This six part educational series presented by Our Family Farms began in April by laying the foundation of the theory about regenerative agriculture, then focused on connecting theory with practices in-the-field including several field trips to examples of farms that have successfully implemented these principles. It ended in October with our capstone presentation with Ray Archuleta.
The Future of Farming...is Regenerative
SESSION 1: Featuring Dr. Ray Seidler, retired EPA scientist
A. Regenerating Soils: The Case for Smart Agriculture Part 1
Sunday, April 14th from 1-4 pm at the Phoenix Civic Center and tour of Verdant Phoenix Farm

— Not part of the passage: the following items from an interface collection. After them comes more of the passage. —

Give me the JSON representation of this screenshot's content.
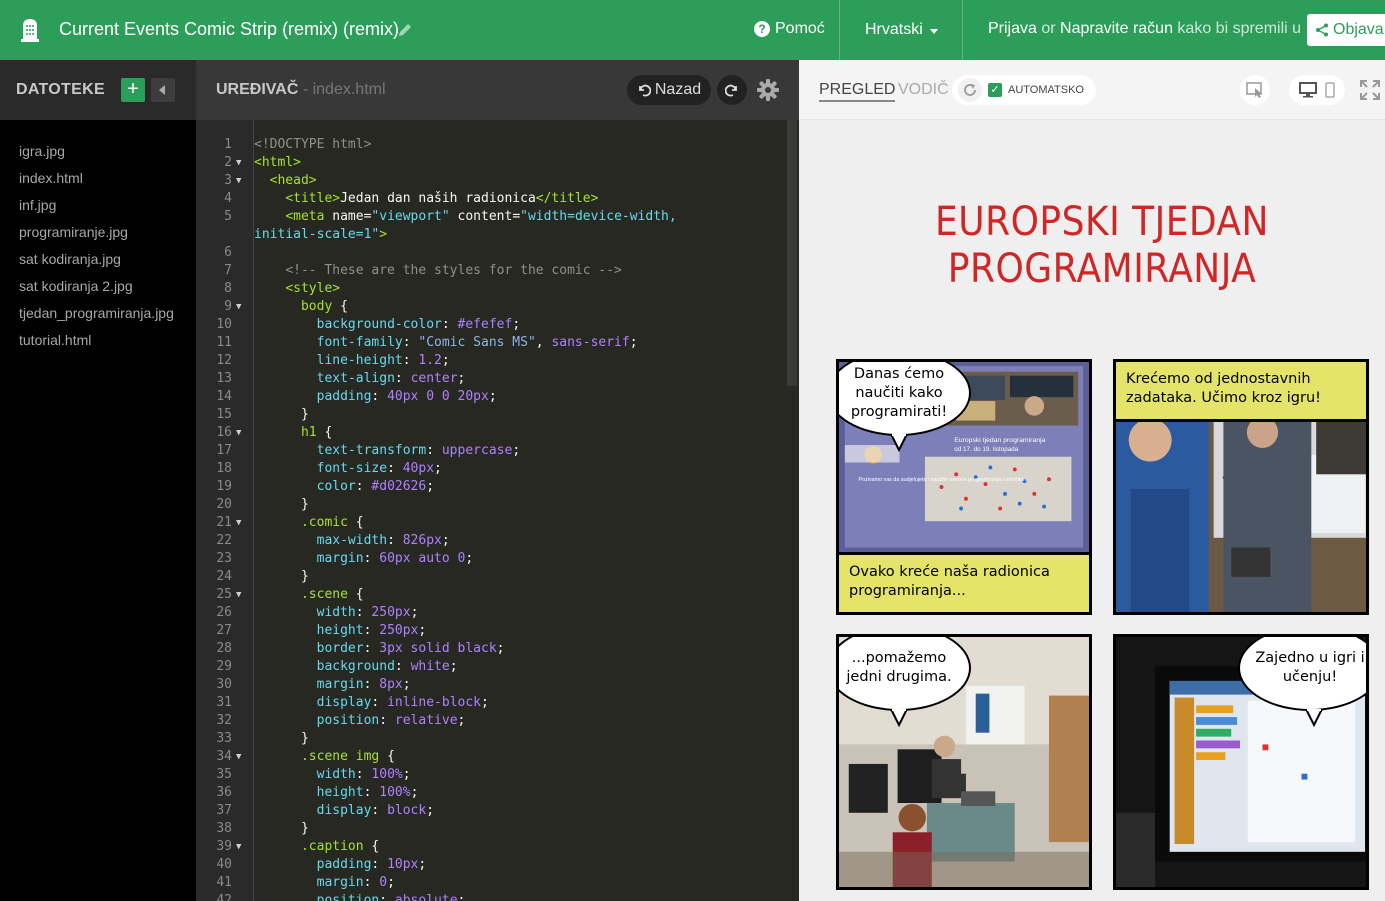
{
  "topbar": {
    "project_title": "Current Events Comic Strip (remix) (remix)",
    "help_label": "Pomoć",
    "language_label": "Hrvatski",
    "signin_label": "Prijava",
    "or_text": " or ",
    "create_account_label": "Napravite račun",
    "save_hint": " kako bi spremili u",
    "publish_label": "Objava",
    "brand_color": "#2c9e5a"
  },
  "files": {
    "title": "DATOTEKE",
    "add_label": "+",
    "items": [
      "igra.jpg",
      "index.html",
      "inf.jpg",
      "programiranje.jpg",
      "sat kodiranja.jpg",
      "sat kodiranja 2.jpg",
      "tjedan_programiranja.jpg",
      "tutorial.html"
    ]
  },
  "editor": {
    "title": "UREĐIVAČ",
    "file_suffix": " - index.html",
    "undo_label": "Nazad",
    "code_lines": [
      {
        "n": "1",
        "fold": false,
        "html": "<span class=\"c-com\">&lt;!DOCTYPE html&gt;</span>"
      },
      {
        "n": "2",
        "fold": true,
        "html": "<span class=\"c-tag\">&lt;html&gt;</span>"
      },
      {
        "n": "3",
        "fold": true,
        "html": "  <span class=\"c-tag\">&lt;head&gt;</span>"
      },
      {
        "n": "4",
        "fold": false,
        "html": "    <span class=\"c-tag\">&lt;title&gt;</span><span class=\"c-w\">Jedan dan naših radionica</span><span class=\"c-tag\">&lt;/title&gt;</span>"
      },
      {
        "n": "5",
        "fold": false,
        "html": "    <span class=\"c-tag\">&lt;meta </span><span class=\"c-w\">name=</span><span class=\"c-str\">\"viewport\"</span><span class=\"c-w\"> content=</span><span class=\"c-str\">\"width=device-width,</span>"
      },
      {
        "n": "",
        "fold": false,
        "html": "<span class=\"c-str\">initial-scale=1\"</span><span class=\"c-tag\">&gt;</span>"
      },
      {
        "n": "6",
        "fold": false,
        "html": ""
      },
      {
        "n": "7",
        "fold": false,
        "html": "    <span class=\"c-com\">&lt;!-- These are the styles for the comic --&gt;</span>"
      },
      {
        "n": "8",
        "fold": false,
        "html": "    <span class=\"c-tag\">&lt;style&gt;</span>"
      },
      {
        "n": "9",
        "fold": true,
        "html": "      <span class=\"c-sel\">body</span><span class=\"c-w\"> {</span>"
      },
      {
        "n": "10",
        "fold": false,
        "html": "        <span class=\"c-prop\">background-color</span><span class=\"c-w\">: </span><span class=\"c-val\">#efefef</span><span class=\"c-w\">;</span>"
      },
      {
        "n": "11",
        "fold": false,
        "html": "        <span class=\"c-prop\">font-family</span><span class=\"c-w\">: </span><span class=\"c-str2\">\"Comic Sans MS\"</span><span class=\"c-w\">, </span><span class=\"c-val\">sans-serif</span><span class=\"c-w\">;</span>"
      },
      {
        "n": "12",
        "fold": false,
        "html": "        <span class=\"c-prop\">line-height</span><span class=\"c-w\">: </span><span class=\"c-val\">1.2</span><span class=\"c-w\">;</span>"
      },
      {
        "n": "13",
        "fold": false,
        "html": "        <span class=\"c-prop\">text-align</span><span class=\"c-w\">: </span><span class=\"c-val\">center</span><span class=\"c-w\">;</span>"
      },
      {
        "n": "14",
        "fold": false,
        "html": "        <span class=\"c-prop\">padding</span><span class=\"c-w\">: </span><span class=\"c-val\">40px 0 0 20px</span><span class=\"c-w\">;</span>"
      },
      {
        "n": "15",
        "fold": false,
        "html": "      <span class=\"c-w\">}</span>"
      },
      {
        "n": "16",
        "fold": true,
        "html": "      <span class=\"c-sel\">h1</span><span class=\"c-w\"> {</span>"
      },
      {
        "n": "17",
        "fold": false,
        "html": "        <span class=\"c-prop\">text-transform</span><span class=\"c-w\">: </span><span class=\"c-val\">uppercase</span><span class=\"c-w\">;</span>"
      },
      {
        "n": "18",
        "fold": false,
        "html": "        <span class=\"c-prop\">font-size</span><span class=\"c-w\">: </span><span class=\"c-val\">40px</span><span class=\"c-w\">;</span>"
      },
      {
        "n": "19",
        "fold": false,
        "html": "        <span class=\"c-prop\">color</span><span class=\"c-w\">: </span><span class=\"c-val\">#d02626</span><span class=\"c-w\">;</span>"
      },
      {
        "n": "20",
        "fold": false,
        "html": "      <span class=\"c-w\">}</span>"
      },
      {
        "n": "21",
        "fold": true,
        "html": "      <span class=\"c-sel\">.comic</span><span class=\"c-w\"> {</span>"
      },
      {
        "n": "22",
        "fold": false,
        "html": "        <span class=\"c-prop\">max-width</span><span class=\"c-w\">: </span><span class=\"c-val\">826px</span><span class=\"c-w\">;</span>"
      },
      {
        "n": "23",
        "fold": false,
        "html": "        <span class=\"c-prop\">margin</span><span class=\"c-w\">: </span><span class=\"c-val\">60px auto 0</span><span class=\"c-w\">;</span>"
      },
      {
        "n": "24",
        "fold": false,
        "html": "      <span class=\"c-w\">}</span>"
      },
      {
        "n": "25",
        "fold": true,
        "html": "      <span class=\"c-sel\">.scene</span><span class=\"c-w\"> {</span>"
      },
      {
        "n": "26",
        "fold": false,
        "html": "        <span class=\"c-prop\">width</span><span class=\"c-w\">: </span><span class=\"c-val\">250px</span><span class=\"c-w\">;</span>"
      },
      {
        "n": "27",
        "fold": false,
        "html": "        <span class=\"c-prop\">height</span><span class=\"c-w\">: </span><span class=\"c-val\">250px</span><span class=\"c-w\">;</span>"
      },
      {
        "n": "28",
        "fold": false,
        "html": "        <span class=\"c-prop\">border</span><span class=\"c-w\">: </span><span class=\"c-val\">3px solid black</span><span class=\"c-w\">;</span>"
      },
      {
        "n": "29",
        "fold": false,
        "html": "        <span class=\"c-prop\">background</span><span class=\"c-w\">: </span><span class=\"c-val\">white</span><span class=\"c-w\">;</span>"
      },
      {
        "n": "30",
        "fold": false,
        "html": "        <span class=\"c-prop\">margin</span><span class=\"c-w\">: </span><span class=\"c-val\">8px</span><span class=\"c-w\">;</span>"
      },
      {
        "n": "31",
        "fold": false,
        "html": "        <span class=\"c-prop\">display</span><span class=\"c-w\">: </span><span class=\"c-val\">inline-block</span><span class=\"c-w\">;</span>"
      },
      {
        "n": "32",
        "fold": false,
        "html": "        <span class=\"c-prop\">position</span><span class=\"c-w\">: </span><span class=\"c-val\">relative</span><span class=\"c-w\">;</span>"
      },
      {
        "n": "33",
        "fold": false,
        "html": "      <span class=\"c-w\">}</span>"
      },
      {
        "n": "34",
        "fold": true,
        "html": "      <span class=\"c-sel\">.scene</span><span class=\"c-w\"> </span><span class=\"c-sel\">img</span><span class=\"c-w\"> {</span>"
      },
      {
        "n": "35",
        "fold": false,
        "html": "        <span class=\"c-prop\">width</span><span class=\"c-w\">: </span><span class=\"c-val\">100%</span><span class=\"c-w\">;</span>"
      },
      {
        "n": "36",
        "fold": false,
        "html": "        <span class=\"c-prop\">height</span><span class=\"c-w\">: </span><span class=\"c-val\">100%</span><span class=\"c-w\">;</span>"
      },
      {
        "n": "37",
        "fold": false,
        "html": "        <span class=\"c-prop\">display</span><span class=\"c-w\">: </span><span class=\"c-val\">block</span><span class=\"c-w\">;</span>"
      },
      {
        "n": "38",
        "fold": false,
        "html": "      <span class=\"c-w\">}</span>"
      },
      {
        "n": "39",
        "fold": true,
        "html": "      <span class=\"c-sel\">.caption</span><span class=\"c-w\"> {</span>"
      },
      {
        "n": "40",
        "fold": false,
        "html": "        <span class=\"c-prop\">padding</span><span class=\"c-w\">: </span><span class=\"c-val\">10px</span><span class=\"c-w\">;</span>"
      },
      {
        "n": "41",
        "fold": false,
        "html": "        <span class=\"c-prop\">margin</span><span class=\"c-w\">: </span><span class=\"c-val\">0</span><span class=\"c-w\">;</span>"
      },
      {
        "n": "42",
        "fold": false,
        "html": "        <span class=\"c-prop\">position</span><span class=\"c-w\">: </span><span class=\"c-val\">absolute</span><span class=\"c-w\">;</span>"
      }
    ]
  },
  "preview": {
    "tab_preview": "PREGLED",
    "tab_guide": "VODIČ",
    "auto_label": "AUTOMATSKO",
    "heading_line1": "Europski tjedan",
    "heading_line2": "programiranja",
    "heading_color": "#d02626",
    "caption_color": "#e4e46b",
    "scenes": {
      "s1_bubble": "Danas ćemo naučiti kako programirati!",
      "s1_caption": "Ovako kreće naša radionica programiranja...",
      "s1_poster_title": "Europski tjedan programiranja",
      "s1_poster_dates": "od 17. do 19. listopada",
      "s1_poster_text": "Pozivamo vas da sudjelujete i naučite osnove programiranja i robotike.",
      "s2_caption": "Krećemo od jednostavnih zadataka. Učimo kroz igru!",
      "s3_bubble": "...pomažemo jedni drugima.",
      "s4_bubble": "Zajedno u igri i učenju!"
    }
  }
}
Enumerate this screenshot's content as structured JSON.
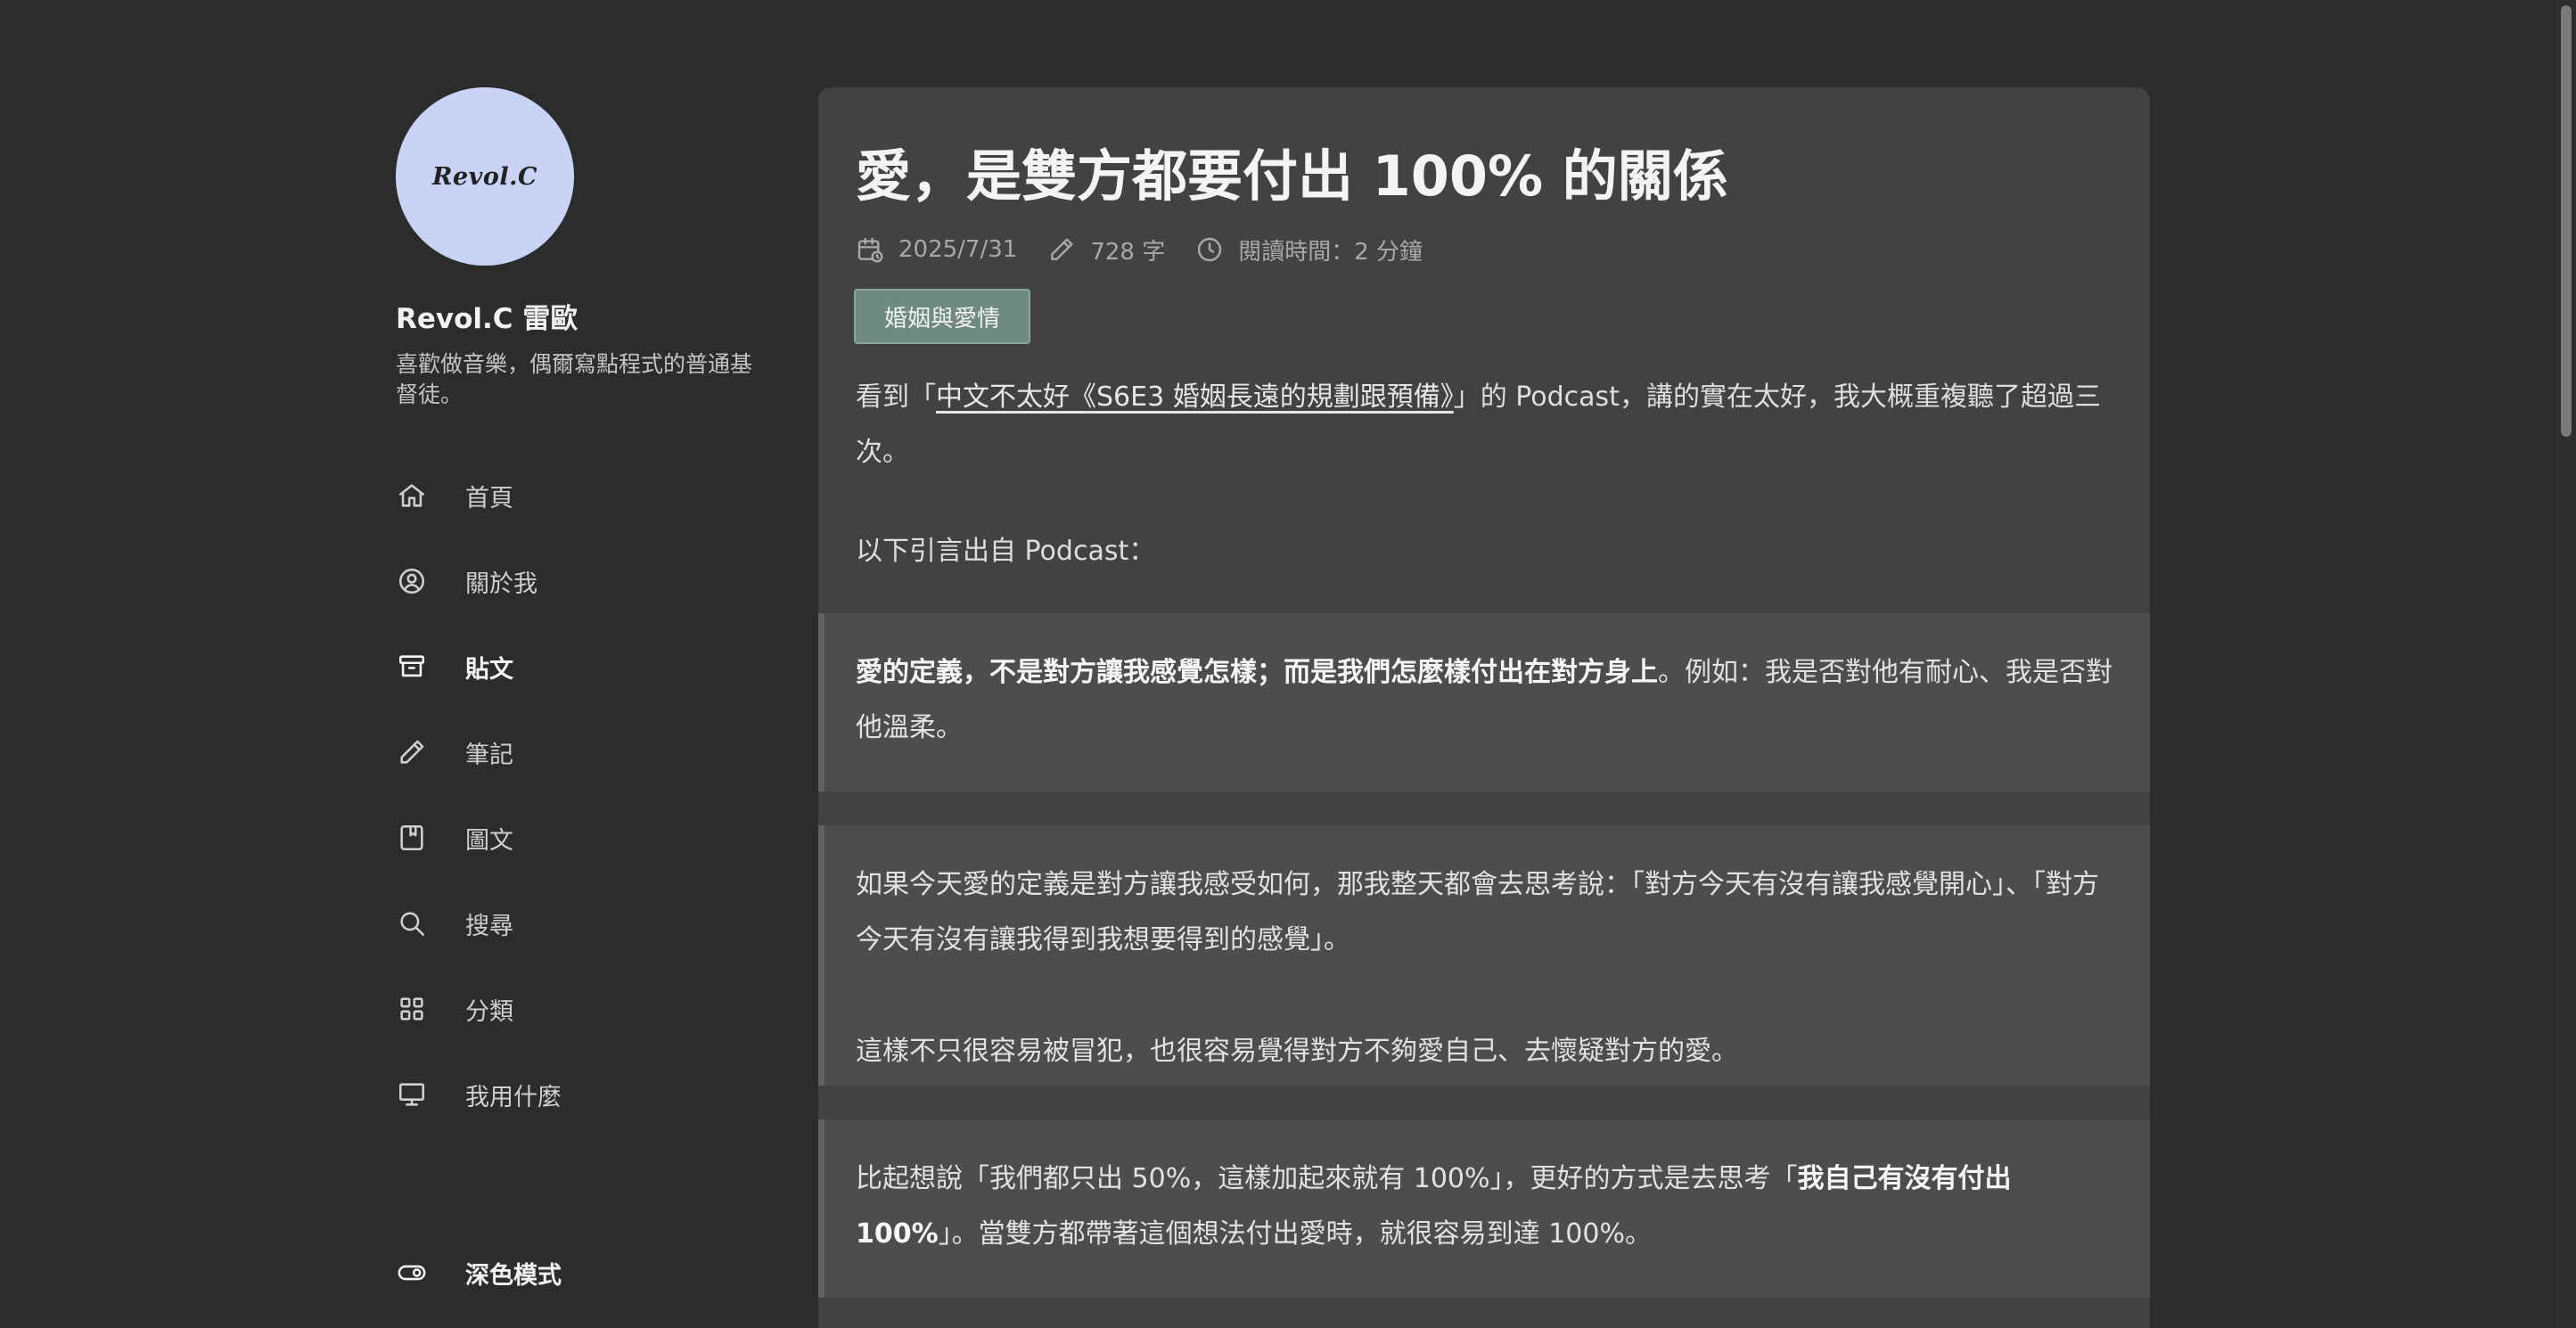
{
  "profile": {
    "avatar_text": "Revol.C",
    "name": "Revol.C 雷歐",
    "description": "喜歡做音樂，偶爾寫點程式的普通基督徒。"
  },
  "nav": {
    "items": [
      {
        "label": "首頁",
        "icon": "home-icon"
      },
      {
        "label": "關於我",
        "icon": "user-circle-icon"
      },
      {
        "label": "貼文",
        "icon": "archive-icon",
        "active": true
      },
      {
        "label": "筆記",
        "icon": "pencil-icon"
      },
      {
        "label": "圖文",
        "icon": "bookmark-book-icon"
      },
      {
        "label": "搜尋",
        "icon": "search-icon"
      },
      {
        "label": "分類",
        "icon": "grid-icon"
      },
      {
        "label": "我用什麼",
        "icon": "monitor-icon"
      }
    ],
    "dark_mode_label": "深色模式"
  },
  "article": {
    "title": "愛，是雙方都要付出 100% 的關係",
    "date": "2025/7/31",
    "word_count": "728 字",
    "reading_time": "閱讀時間：2 分鐘",
    "tag": "婚姻與愛情",
    "intro_prefix": "看到「",
    "intro_link": "中文不太好《S6E3 婚姻長遠的規劃跟預備》",
    "intro_suffix": "」的 Podcast，講的實在太好，我大概重複聽了超過三次。",
    "quote_intro": "以下引言出自 Podcast：",
    "quote1_bold": "愛的定義，不是對方讓我感覺怎樣；而是我們怎麼樣付出在對方身上",
    "quote1_rest": "。例如：我是否對他有耐心、我是否對他溫柔。",
    "quote2_p1": "如果今天愛的定義是對方讓我感受如何，那我整天都會去思考說：「對方今天有沒有讓我感覺開心」、「對方今天有沒有讓我得到我想要得到的感覺」。",
    "quote2_p2": "這樣不只很容易被冒犯，也很容易覺得對方不夠愛自己、去懷疑對方的愛。",
    "quote3_pre": "比起想說「我們都只出 50%，這樣加起來就有 100%」，更好的方式是去思考「",
    "quote3_bold": "我自己有沒有付出 100%",
    "quote3_post": "」。當雙方都帶著這個想法付出愛時，就很容易到達 100%。"
  },
  "colors": {
    "background": "#2c2c2c",
    "card": "#424242",
    "quote": "#4d4d4d",
    "avatar": "#c8d3f5",
    "tag": "#6f8a80"
  }
}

B. Regenerating Soils: The Case for Smart Agriculture Part 2
Sunday, April 28th from 1-4 pm at the Phoenix Civic Center and tour of Tikkun Olam Research Farm
SESSION 2: Featuring Prof Cindy Daley, Chico State University
A. Why Regenerative Agriculture? Why Now?
Thursday, May 9th from 6-8 pm at the HEC in Medford
B. How to Build Farm Resilience Through Regenerative Ag
Friday, May 10th from 6-8 pm at the Phoenix Civic Center
SESSION 3: Slow flowers and Native Bees
Sunday, June 9th from 1-4 pm at the Phoenix Civic Center and the tour of La Mera Gardens
SESSION 4: Farming in the Forest
At Willow Witt Ranch
SESSION 5: Dry Farming for the Future
Sunday, August 11th from 1-4 pm at Ridgeline Meadows Farm
SESSION 6: Regenerative Farming Practices and Carbon Sequestration in American Agriculture
Featuring Ray Archuleta
Soil Scientist and Founder of Understanding Ag, LLC and Soil Health Academy, LLC
Friday, October 11 from 6-9 pm at the Ashland Hills Convention Center
Ray Archuleta is a Certified Professional Soil Scientist with over 30 years experience as a Soil Conservationist, Water Quality Specialist, and Conservation Agronomist with the Natural Resources Conservation Service (NRCS) serving in New Mexico, Missouri, Oregon, and North Carolina.
After his retirement from the NRCS in 2017, Ray founded Understanding Ag, LLC and Soil Health Academy, LLC to teach Biomimicry strategies and Agroecology principles for improving soil function on a national scale. Ray also owns and operates a 150-acre farm near Seymour, Missouri.